Without home culture, as it used to be called—a background of firmly held standards and beliefs—people will encounter the “other” merely as consumers of impressions and sensations, as cultural shoppers in pursuit of the latest novelties. It is important for people to measure their own values against others and to run the risk of changing their minds; but exposure to other will do them very little if they have no mind to risk. (New Republic, 18 February 1991)
So is cosmopolitan rootedness possible in the academy? Can the way of improvement lead home? Can we think of our vocation and our work in terms of serving an institution? Our natural inclination is to say something similar to the comments in the aforementioned blog discussion. I can be loyal to an institution as long as the administration of the institution remains loyal to me. Fair enough. Administrators must be sensitive to the needs of their faculty, realizing that institutional loyalty is something that needs to be cultivated over time. But this kind of rootedness also requires faculty who are open to sticking it out because they believe in what the institution stands for—whatever that might be. (This, of course, means that the college or university must stand for something greater than simply the production of knowledge). It requires a certain form of civic humanism—the ideological opposite of Lockean contractualism—that is willing to, at times, sacrifice rank careerism for the good of the institution.
Instead of Global citizenship, John is championing what is sometimes called by administrators institutional citizenship (and as an aside I would only say John is exemplary as this essay might suggest). Yet I admit that I find myself still grappling after that thing that speaks out of our memories, those places to which we remain loyal in thought and speech because we have been committed to those locations too. And I wonder then if it is possible that we might be loyal to the places and spaces of our imaginations, places and selves and worlds that we can imagine as places of becoming. If I have been in and of these other places, how is that reflected in being in and of this place I’m in, and how should that be imagined in light of the places I might also be in and of, if only not yet.
John, I know, is a loyal citizen of New Jersey, and defends it when none of the rest of us will.
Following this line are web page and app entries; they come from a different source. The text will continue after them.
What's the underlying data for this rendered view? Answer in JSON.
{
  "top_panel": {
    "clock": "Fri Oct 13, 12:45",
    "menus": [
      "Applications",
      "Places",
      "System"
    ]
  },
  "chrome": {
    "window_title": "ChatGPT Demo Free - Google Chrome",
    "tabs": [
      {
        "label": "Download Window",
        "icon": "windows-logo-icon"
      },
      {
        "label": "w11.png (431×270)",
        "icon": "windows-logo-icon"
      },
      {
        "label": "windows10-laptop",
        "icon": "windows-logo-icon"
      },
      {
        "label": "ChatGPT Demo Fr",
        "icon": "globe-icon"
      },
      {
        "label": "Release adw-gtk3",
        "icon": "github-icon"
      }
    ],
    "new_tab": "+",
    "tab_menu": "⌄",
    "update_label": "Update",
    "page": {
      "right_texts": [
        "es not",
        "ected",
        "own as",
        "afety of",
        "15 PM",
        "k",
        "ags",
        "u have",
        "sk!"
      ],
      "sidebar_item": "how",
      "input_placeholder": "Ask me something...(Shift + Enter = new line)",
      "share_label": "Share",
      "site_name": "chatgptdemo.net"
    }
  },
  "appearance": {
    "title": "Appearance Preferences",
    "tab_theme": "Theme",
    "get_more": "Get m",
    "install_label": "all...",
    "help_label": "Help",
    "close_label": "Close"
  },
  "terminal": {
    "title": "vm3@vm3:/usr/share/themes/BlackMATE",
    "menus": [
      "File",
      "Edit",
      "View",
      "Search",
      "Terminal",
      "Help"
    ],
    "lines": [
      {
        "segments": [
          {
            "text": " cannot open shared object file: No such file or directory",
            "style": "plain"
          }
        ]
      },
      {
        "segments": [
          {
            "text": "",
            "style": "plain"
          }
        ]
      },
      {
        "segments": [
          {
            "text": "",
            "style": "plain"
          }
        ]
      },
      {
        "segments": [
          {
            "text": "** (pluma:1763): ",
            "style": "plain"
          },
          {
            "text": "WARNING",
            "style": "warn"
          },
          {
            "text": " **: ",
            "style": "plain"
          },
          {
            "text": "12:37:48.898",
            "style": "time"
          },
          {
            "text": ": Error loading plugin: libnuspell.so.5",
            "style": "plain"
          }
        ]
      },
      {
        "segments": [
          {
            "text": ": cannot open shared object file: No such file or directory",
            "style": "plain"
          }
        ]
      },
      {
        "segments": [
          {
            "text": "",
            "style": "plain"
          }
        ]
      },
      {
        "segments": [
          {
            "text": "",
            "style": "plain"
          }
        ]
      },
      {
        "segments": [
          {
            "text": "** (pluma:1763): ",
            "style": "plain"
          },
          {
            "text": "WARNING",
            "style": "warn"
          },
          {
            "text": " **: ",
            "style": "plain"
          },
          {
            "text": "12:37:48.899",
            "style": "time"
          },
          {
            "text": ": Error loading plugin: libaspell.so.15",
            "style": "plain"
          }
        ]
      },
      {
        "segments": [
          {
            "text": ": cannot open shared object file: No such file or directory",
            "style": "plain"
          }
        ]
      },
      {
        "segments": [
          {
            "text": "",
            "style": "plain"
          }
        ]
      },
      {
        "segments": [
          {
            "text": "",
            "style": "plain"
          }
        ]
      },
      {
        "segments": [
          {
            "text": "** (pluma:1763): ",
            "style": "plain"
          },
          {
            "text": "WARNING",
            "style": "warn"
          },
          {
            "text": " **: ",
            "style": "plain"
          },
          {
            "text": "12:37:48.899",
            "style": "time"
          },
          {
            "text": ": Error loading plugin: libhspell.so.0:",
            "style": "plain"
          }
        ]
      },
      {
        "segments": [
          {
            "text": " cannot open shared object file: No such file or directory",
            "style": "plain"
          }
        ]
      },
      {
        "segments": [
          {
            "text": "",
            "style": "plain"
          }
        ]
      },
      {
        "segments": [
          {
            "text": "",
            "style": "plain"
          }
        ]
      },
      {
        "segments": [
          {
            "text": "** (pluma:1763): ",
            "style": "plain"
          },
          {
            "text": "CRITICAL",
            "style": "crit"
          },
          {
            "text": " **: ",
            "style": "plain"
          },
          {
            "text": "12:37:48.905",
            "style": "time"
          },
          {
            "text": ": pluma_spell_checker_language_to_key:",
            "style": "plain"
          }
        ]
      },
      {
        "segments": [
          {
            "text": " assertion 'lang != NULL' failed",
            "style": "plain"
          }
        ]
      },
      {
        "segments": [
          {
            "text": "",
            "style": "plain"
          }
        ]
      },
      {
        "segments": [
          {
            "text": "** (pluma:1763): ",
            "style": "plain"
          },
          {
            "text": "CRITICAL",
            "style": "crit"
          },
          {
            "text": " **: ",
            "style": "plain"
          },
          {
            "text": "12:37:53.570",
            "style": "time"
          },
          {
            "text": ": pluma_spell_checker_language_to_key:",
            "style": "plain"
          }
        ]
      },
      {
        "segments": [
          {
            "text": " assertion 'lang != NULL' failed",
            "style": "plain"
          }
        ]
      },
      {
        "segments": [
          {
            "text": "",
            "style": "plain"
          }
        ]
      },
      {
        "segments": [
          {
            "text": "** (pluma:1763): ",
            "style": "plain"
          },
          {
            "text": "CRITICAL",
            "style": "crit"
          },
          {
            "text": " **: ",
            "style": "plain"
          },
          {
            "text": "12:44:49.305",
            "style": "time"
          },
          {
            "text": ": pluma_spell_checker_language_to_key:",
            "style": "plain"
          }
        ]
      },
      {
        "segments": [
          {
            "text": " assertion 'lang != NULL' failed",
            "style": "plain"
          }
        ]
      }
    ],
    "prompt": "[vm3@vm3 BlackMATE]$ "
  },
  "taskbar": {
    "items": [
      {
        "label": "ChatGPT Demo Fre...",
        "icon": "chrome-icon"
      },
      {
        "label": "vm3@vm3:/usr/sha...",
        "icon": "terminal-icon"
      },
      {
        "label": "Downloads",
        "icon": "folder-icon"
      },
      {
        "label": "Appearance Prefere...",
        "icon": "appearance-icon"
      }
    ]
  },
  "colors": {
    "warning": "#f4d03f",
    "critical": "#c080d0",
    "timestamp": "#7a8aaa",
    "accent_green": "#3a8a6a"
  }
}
I wish him well. And I am a loyal citizen of the Papua New Guinea of my memory, and I am a fiercely loyal southerner and southwesterner who takes an ethnic umbrage at the easy sneering about the south that springs unconcsciously to the lips of northerners, and I am a fiercely loyal Oklahoman who believes the state has something to be proud of beyond its football team.
I am also, in some sense, a loyal citizen of the heaven of my imagining where all and everyone speak in the tongues of men and angels and we hear each and every one in our own tongues, a transparent language without translation, a heaven where every northerner finally learns the proper way to say “Y’all.”
What theory of locality and cosmopolitanism can get at this sense that I am one body in a place, but that this body bears in its bones a loyalty to many places, growing full of spirit at the smell of cut grass after rain in the hills of Arkansas, nose pinching at the thought of the salty stink of Amsterdam, remembering faintly the sweat in the air and on the leaves of the banana trees in highland tropics of New Guinea?